Mar. 29, 2021 | Updated 12:23 PM ET
You might be surprised to learn that three out of every four small firms are micro businesses, or businesses with fewer than 10 employees. Sometimes referred to as “mom and pop” businesses, these firms are considered by many to be the true backbone of the U.S. economy.
A Wide-Ranging Impact
The impact of mom and pop businesses often extends far beyond just dollars and cents as these owners build vital relationships with their customers and communities. In addition, many mom and pop businesses are passed down from one generation to the next, equipping and inspiring the next generation of American entrepreneurs and innovators.

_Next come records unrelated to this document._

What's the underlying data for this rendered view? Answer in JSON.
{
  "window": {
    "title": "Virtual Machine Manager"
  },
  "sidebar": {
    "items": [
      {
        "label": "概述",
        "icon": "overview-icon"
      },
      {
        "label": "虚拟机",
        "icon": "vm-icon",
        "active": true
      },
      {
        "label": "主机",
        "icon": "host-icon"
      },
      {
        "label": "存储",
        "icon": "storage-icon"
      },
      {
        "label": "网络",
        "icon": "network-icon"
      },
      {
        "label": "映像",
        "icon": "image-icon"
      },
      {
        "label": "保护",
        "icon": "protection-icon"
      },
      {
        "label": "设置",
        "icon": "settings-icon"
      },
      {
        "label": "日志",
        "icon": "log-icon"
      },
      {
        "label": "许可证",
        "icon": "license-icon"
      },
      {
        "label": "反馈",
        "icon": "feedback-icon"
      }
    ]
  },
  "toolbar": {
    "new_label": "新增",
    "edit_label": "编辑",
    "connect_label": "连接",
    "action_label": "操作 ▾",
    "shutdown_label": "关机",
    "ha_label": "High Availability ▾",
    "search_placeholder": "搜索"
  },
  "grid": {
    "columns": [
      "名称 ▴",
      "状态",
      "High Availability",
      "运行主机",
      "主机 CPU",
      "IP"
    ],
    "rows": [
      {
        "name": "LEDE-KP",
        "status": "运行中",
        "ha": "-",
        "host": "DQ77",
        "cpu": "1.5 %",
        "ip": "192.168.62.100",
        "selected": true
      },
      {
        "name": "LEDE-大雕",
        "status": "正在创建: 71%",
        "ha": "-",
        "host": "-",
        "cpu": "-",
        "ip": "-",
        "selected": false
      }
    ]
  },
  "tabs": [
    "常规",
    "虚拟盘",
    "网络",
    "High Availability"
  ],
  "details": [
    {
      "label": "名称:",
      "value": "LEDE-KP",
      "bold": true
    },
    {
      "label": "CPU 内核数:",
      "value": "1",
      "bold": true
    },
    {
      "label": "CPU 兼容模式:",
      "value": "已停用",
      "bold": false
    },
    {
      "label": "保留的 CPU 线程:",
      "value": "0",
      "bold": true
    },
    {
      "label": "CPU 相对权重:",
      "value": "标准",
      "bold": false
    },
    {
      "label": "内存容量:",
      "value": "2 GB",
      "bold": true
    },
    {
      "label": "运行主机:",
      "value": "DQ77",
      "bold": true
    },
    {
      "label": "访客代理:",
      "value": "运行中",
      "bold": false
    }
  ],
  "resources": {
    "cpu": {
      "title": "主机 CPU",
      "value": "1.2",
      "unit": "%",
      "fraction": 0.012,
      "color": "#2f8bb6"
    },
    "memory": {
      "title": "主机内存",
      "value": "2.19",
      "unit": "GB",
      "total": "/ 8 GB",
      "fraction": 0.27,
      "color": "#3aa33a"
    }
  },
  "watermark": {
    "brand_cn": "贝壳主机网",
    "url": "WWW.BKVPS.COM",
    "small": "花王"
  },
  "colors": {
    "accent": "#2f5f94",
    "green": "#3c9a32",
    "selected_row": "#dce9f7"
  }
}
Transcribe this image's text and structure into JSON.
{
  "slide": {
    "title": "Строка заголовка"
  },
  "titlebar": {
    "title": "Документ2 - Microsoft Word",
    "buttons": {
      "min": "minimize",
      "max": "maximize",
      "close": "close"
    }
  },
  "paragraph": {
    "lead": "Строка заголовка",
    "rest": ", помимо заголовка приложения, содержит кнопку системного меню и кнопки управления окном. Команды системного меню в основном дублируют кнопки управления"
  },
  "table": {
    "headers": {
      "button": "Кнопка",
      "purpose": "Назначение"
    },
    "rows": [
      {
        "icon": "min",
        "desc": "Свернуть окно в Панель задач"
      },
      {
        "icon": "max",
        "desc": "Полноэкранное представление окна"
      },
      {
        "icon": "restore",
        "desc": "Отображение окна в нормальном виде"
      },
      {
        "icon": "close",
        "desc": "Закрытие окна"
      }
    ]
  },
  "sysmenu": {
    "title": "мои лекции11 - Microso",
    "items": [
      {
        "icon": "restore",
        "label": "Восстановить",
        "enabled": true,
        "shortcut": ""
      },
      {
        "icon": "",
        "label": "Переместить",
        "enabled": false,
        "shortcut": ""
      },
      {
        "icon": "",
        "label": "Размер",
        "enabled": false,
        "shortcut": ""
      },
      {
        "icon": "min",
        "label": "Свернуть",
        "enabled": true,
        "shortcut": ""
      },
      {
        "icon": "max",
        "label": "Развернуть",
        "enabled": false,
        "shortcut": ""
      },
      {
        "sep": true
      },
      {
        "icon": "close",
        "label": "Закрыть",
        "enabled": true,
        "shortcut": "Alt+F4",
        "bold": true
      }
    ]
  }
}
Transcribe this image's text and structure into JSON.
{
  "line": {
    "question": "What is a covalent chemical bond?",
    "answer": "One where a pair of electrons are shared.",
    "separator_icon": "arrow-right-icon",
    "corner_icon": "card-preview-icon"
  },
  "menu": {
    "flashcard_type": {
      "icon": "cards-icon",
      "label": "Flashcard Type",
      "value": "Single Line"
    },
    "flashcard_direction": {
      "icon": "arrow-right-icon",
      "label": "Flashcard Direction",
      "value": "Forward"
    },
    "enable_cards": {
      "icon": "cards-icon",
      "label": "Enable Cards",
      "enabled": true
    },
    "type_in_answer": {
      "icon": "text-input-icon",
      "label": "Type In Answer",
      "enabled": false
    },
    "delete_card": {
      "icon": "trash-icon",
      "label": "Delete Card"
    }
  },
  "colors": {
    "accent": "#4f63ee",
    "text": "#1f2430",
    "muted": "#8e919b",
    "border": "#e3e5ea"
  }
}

On March 29, these businesses will be recognized on National Mom and Pop Business Owners Day. This day of celebration was established nearly a century ago by Rick and Margie Segel to honor their parents, who opened a hat shop in 1939 and eventually grew it into a $2 million clothing store.
In recognition of National Mom and Pop Business Owners Day, OnDeck conducted a survey of small business owners asking them a wide range of questions about how they run their companies. Their answers could provide some insights that could help you run your business better.
Customer Service Strategies
The vast majority of survey respondents — over 91% — said that their customer service strategy is a key driver of their overall business success. While customers may occasionally shop at a larger store for the sake of convenience, most of them realize that when they frequent a mom and pop business, they will usually receive a higher level of customer service.
One respondent said that their business uses a three-step approach to customer service:
- Establish frequent customer contact
- Create and monitor performance reporting, and
- Demonstrate tangible return on investment.
Marketing and New Customer Acquisition
The most popular method of new customer acquisition among survey respondents is word-of-mouth marketing, which is used by 87% of them. The next most popular customer acquisition strategy is social media marketing (69%), followed by the business’ website (60%) and print and digital advertising (50%).
Facebook is by far the most popular digital marketing vehicle, used by 78% of the survey respondents. Google (55%) is the next most popular, followed by Instagram (25%), Twitter (20%) and Pinterest (10%).
Some respondents offered advice on creating a small business marketing plan. One suggested going “as deep and wide as possible into multiple customers.” Another recommended “defining your end game and strategizing your budget, search ads, display ads and social ads.” Yet another respondent stressed the need to provide “high value and a win-win” to customers. “Marketing is about engaging people and building lasting relationships with them,” this owner stated.
Motivating and Managing Employees
Employee turnover can be especially costly to mom and pop businesses. Not only is there the cost involved in hiring and training replacements, but these employees often build close relationships with customers that can be hard to re-establish.
Some survey respondents offered advice on how to boost employee satisfaction and motivation. One suggested taking an interest in your employees’ personal lives and “making them feel like family.” Another said the owner and employees try to do fun things together after work and “we joke around a lot too.” Yet another respondent recommended being as flexible as possible when it comes to giving employees time off for family, school and other personal commitments.
Unfortunately, most mom and pop business owners eventually reach the point when they have to let an employee go. Some respondents offered advice on how to do this. One suggested being upfront and honest and treating the situation with kindness. Another recommended caution and making sure you have documented reasons for the firing — “then do it with dignity.” Yet another stated: “Having bad employees hurts the entire company, but sometimes it’s necessary to prune the branches from time to time to allow the tree to flourish.”